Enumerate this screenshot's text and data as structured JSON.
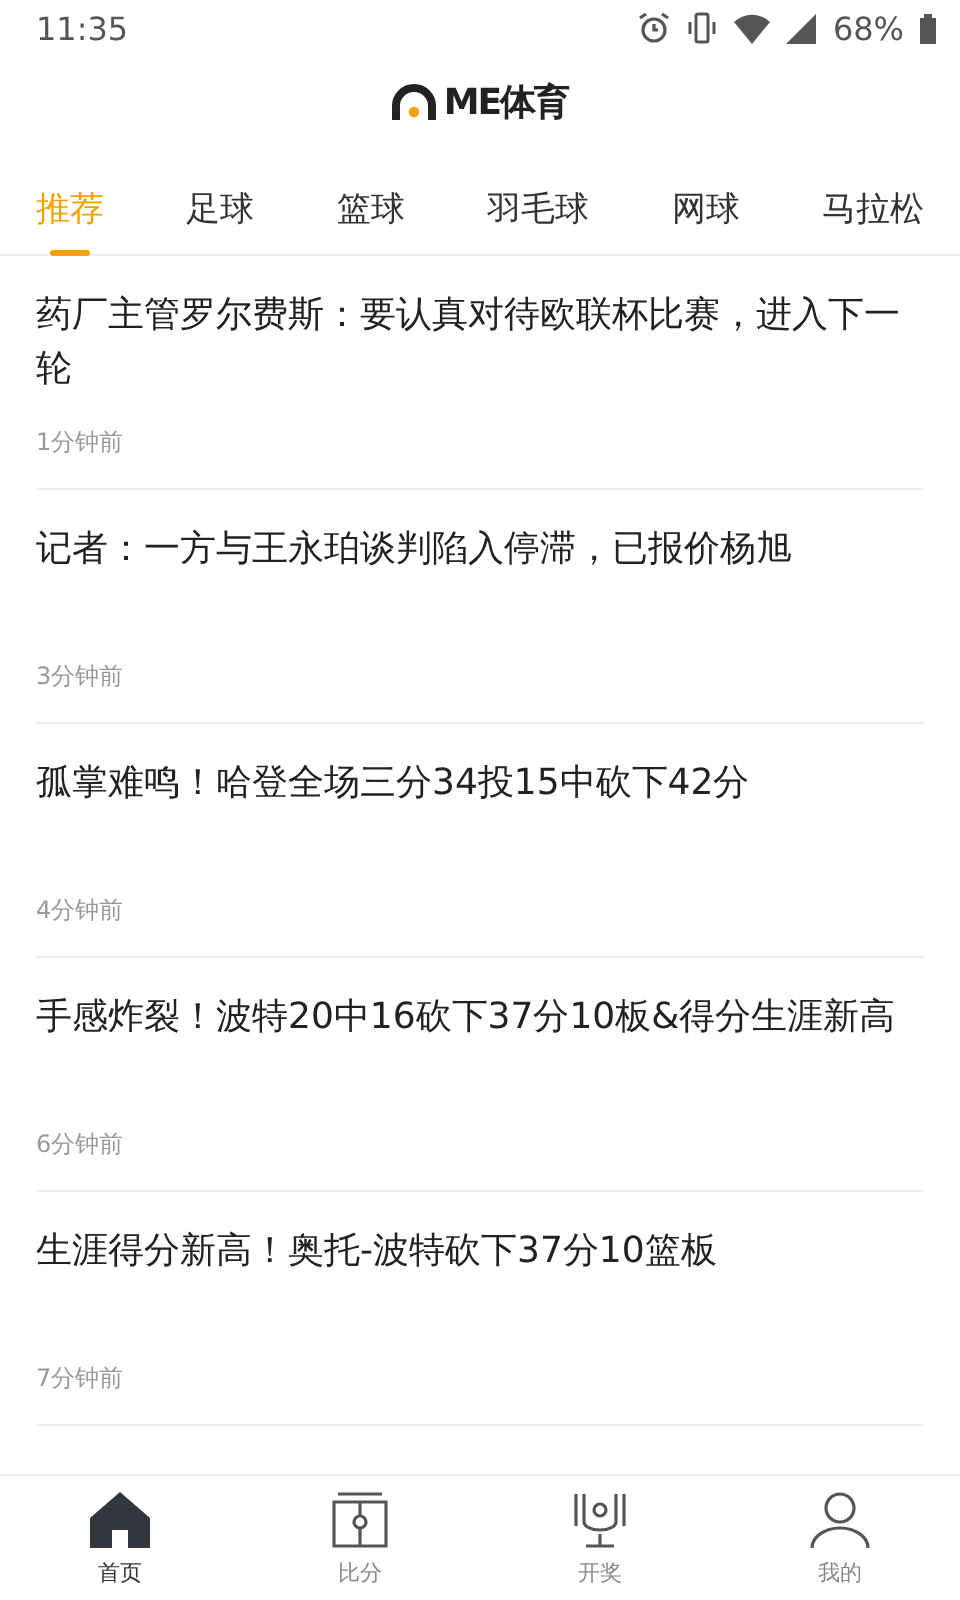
{
  "status_bar": {
    "time": "11:35",
    "battery": "68%"
  },
  "logo": {
    "text": "ME体育"
  },
  "tabs": [
    {
      "label": "推荐",
      "selected": true
    },
    {
      "label": "足球",
      "selected": false
    },
    {
      "label": "篮球",
      "selected": false
    },
    {
      "label": "羽毛球",
      "selected": false
    },
    {
      "label": "网球",
      "selected": false
    },
    {
      "label": "马拉松",
      "selected": false
    }
  ],
  "news": [
    {
      "title": "药厂主管罗尔费斯：要认真对待欧联杯比赛，进入下一轮",
      "time": "1分钟前"
    },
    {
      "title": "记者：一方与王永珀谈判陷入停滞，已报价杨旭",
      "time": "3分钟前"
    },
    {
      "title": "孤掌难鸣！哈登全场三分34投15中砍下42分",
      "time": "4分钟前"
    },
    {
      "title": "手感炸裂！波特20中16砍下37分10板&得分生涯新高",
      "time": "6分钟前"
    },
    {
      "title": "生涯得分新高！奥托-波特砍下37分10篮板",
      "time": "7分钟前"
    }
  ],
  "bottom_nav": [
    {
      "kind": "home",
      "label": "首页",
      "selected": true
    },
    {
      "kind": "score",
      "label": "比分",
      "selected": false
    },
    {
      "kind": "lottery",
      "label": "开奖",
      "selected": false
    },
    {
      "kind": "profile",
      "label": "我的",
      "selected": false
    }
  ]
}
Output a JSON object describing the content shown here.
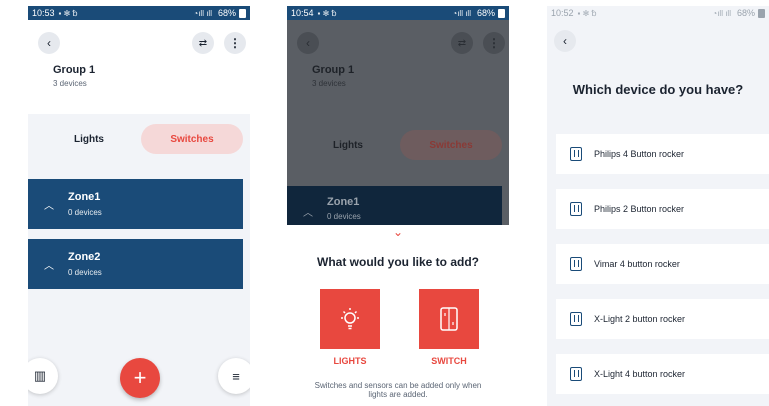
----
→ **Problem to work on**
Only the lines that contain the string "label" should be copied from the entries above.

→ **Exercise solution**
      "label": "推荐",
      "label": "足球",
      "label": "篮球",
      "label": "羽毛球",
      "label": "网球",
      "label": "马拉松",
      "label": "首页",
      "label": "比分",
      "label": "开奖",
      "label": "我的",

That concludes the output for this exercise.